Monographs by L. Wiese (Berlin, 1829), J. M. Valeton (Gréningen, 1874), L. Fontaine (Versailles, 1878); H. Schulz, De M. V. aetate (1886); “Messalla in Aquitania" by J. P. Postgate in Classical Review, March 1903; W. Y. Sellar, Roman Poets of the Augustan Age. Horace and the Elegiac Poets (Oxford, 1892), pp. 213 and 221 to 258; the spurious poem ed. by R. Mecenate (1820).

Two other members of this distinguished family of the Valerian gens may be mentioned:—

1. Marcus Valerius Messalla, father of the preceding, consul in 53 B.C. He was twice accused of illegal practices in connexion with the elections; on the first occasion he was acquitted, in spite of his obvious guilt, through the eloquence of his uncle Quintus Hortensius; on the second he was condemned.
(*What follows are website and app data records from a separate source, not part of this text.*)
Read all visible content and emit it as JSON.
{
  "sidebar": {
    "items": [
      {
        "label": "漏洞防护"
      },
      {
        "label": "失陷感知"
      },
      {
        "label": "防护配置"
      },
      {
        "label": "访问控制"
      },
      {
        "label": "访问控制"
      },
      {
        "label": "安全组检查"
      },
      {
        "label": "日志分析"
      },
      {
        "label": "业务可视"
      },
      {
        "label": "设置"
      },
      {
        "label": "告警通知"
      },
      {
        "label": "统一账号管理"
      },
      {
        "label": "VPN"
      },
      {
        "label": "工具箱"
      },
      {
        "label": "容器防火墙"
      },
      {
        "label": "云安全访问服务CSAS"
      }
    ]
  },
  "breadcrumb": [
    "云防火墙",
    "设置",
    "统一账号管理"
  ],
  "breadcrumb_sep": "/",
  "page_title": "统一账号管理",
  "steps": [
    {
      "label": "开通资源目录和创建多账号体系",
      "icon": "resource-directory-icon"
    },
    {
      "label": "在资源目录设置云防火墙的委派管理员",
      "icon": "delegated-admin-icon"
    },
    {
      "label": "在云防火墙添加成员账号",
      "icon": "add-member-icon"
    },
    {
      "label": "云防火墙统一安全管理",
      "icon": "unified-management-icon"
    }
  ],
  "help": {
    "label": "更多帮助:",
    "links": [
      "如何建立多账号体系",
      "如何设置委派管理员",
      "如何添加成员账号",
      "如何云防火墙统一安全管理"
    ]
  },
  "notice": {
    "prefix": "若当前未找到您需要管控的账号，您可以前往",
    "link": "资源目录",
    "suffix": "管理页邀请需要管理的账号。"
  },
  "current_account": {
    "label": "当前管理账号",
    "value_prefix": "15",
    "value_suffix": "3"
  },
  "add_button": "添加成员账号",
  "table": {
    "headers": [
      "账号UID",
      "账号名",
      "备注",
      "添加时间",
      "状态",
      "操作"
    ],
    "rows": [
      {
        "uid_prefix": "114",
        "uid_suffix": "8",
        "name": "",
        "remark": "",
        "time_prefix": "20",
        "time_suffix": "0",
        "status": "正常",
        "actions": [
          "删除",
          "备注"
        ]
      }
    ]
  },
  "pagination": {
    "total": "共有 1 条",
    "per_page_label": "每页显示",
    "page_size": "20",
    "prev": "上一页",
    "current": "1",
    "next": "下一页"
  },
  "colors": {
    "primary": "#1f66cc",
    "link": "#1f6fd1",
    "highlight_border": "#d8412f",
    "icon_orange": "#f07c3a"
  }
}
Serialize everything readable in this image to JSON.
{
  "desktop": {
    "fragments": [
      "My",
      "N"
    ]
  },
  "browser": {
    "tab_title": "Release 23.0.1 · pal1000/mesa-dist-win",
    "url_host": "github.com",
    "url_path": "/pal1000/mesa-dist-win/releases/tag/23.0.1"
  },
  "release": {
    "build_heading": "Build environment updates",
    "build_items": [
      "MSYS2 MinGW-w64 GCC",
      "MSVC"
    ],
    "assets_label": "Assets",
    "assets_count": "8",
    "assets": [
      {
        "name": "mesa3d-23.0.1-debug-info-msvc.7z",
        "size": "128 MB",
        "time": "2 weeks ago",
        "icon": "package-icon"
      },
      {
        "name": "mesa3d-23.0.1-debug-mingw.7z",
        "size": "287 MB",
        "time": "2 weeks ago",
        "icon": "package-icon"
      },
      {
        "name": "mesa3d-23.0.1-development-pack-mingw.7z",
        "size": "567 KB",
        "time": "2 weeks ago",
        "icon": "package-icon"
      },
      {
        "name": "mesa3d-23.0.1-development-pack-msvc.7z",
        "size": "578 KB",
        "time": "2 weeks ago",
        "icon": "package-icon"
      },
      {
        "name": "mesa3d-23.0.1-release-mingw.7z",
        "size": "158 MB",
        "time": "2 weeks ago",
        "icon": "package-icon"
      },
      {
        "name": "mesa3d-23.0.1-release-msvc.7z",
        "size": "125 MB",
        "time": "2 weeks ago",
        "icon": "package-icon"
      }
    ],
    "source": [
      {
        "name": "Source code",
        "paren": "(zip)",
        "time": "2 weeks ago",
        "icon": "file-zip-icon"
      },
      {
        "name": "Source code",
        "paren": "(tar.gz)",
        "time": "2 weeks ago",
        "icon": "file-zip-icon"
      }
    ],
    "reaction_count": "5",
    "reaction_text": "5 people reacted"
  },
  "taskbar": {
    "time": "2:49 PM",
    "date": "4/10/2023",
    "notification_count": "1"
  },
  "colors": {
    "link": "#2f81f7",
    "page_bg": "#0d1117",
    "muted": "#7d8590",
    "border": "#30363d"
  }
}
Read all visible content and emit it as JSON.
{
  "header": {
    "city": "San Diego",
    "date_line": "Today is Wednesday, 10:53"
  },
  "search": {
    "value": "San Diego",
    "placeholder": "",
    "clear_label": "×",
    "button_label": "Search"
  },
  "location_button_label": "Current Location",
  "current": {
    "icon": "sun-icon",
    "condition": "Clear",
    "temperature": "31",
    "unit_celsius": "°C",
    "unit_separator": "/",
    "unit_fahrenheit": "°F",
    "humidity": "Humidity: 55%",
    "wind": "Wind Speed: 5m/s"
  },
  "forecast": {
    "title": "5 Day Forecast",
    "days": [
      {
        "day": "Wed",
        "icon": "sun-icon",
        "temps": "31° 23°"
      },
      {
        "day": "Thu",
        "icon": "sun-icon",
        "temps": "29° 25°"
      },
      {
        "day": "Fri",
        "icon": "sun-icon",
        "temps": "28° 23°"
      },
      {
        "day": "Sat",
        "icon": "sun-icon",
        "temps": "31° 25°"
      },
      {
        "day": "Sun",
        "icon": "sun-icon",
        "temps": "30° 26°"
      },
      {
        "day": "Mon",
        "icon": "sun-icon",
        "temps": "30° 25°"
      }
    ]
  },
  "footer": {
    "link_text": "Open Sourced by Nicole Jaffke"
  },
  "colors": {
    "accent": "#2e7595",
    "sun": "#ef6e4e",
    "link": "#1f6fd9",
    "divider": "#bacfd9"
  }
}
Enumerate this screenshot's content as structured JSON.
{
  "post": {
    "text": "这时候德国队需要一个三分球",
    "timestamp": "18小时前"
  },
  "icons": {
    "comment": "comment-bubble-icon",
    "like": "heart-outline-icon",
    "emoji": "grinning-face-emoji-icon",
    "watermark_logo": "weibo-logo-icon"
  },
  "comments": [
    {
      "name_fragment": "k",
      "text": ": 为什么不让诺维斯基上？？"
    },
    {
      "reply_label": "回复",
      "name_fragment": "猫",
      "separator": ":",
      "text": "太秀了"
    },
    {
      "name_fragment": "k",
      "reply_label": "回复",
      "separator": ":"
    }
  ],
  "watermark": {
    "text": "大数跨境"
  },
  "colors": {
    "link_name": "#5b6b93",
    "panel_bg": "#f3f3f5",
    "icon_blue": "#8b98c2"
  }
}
He took the side of Caesar in the civil war. Nothing appears to be known of his later history. He was augur for fifty-five years and wrote a work on the science of divination.

Cicero, Ad Fam. vi. 18, viii. 4, ad Atticum, iv. 16; Dio Cassius xl. 17, 45; Bellum africanum, 28; Macrobius, Saturnalia, i. 9, 14; Aulus Gellius xiii. 14, 3.

2. Manius Valerius Maximus Corvinus Messalla, consul 263 B.c. In this year, with his colleague Manius Otacilius (or Octacilius) Crassus, he gained a brilliant victory over the Carthaginians and Syracusans; the honour of a triumph was decreed to him alone. His relief of Messana obtained him the cognomen Messalla, which remained in the family for nearly 800 years. To commemorate his Sicilian victory, he caused it to be pictorially represented' on the wall of the Curia Hostilia, the first example of an historical fresco at Rome. He is said also to have brought the first sun-dial from Catana to Rome, where it was set up on a column in the forum.

Polybius i. 16"; Diod. Sic. xxiii. 4; Zonaras viii. 9; Pliny, Nat. Hist., vii. 60, xxxv: 4 (7).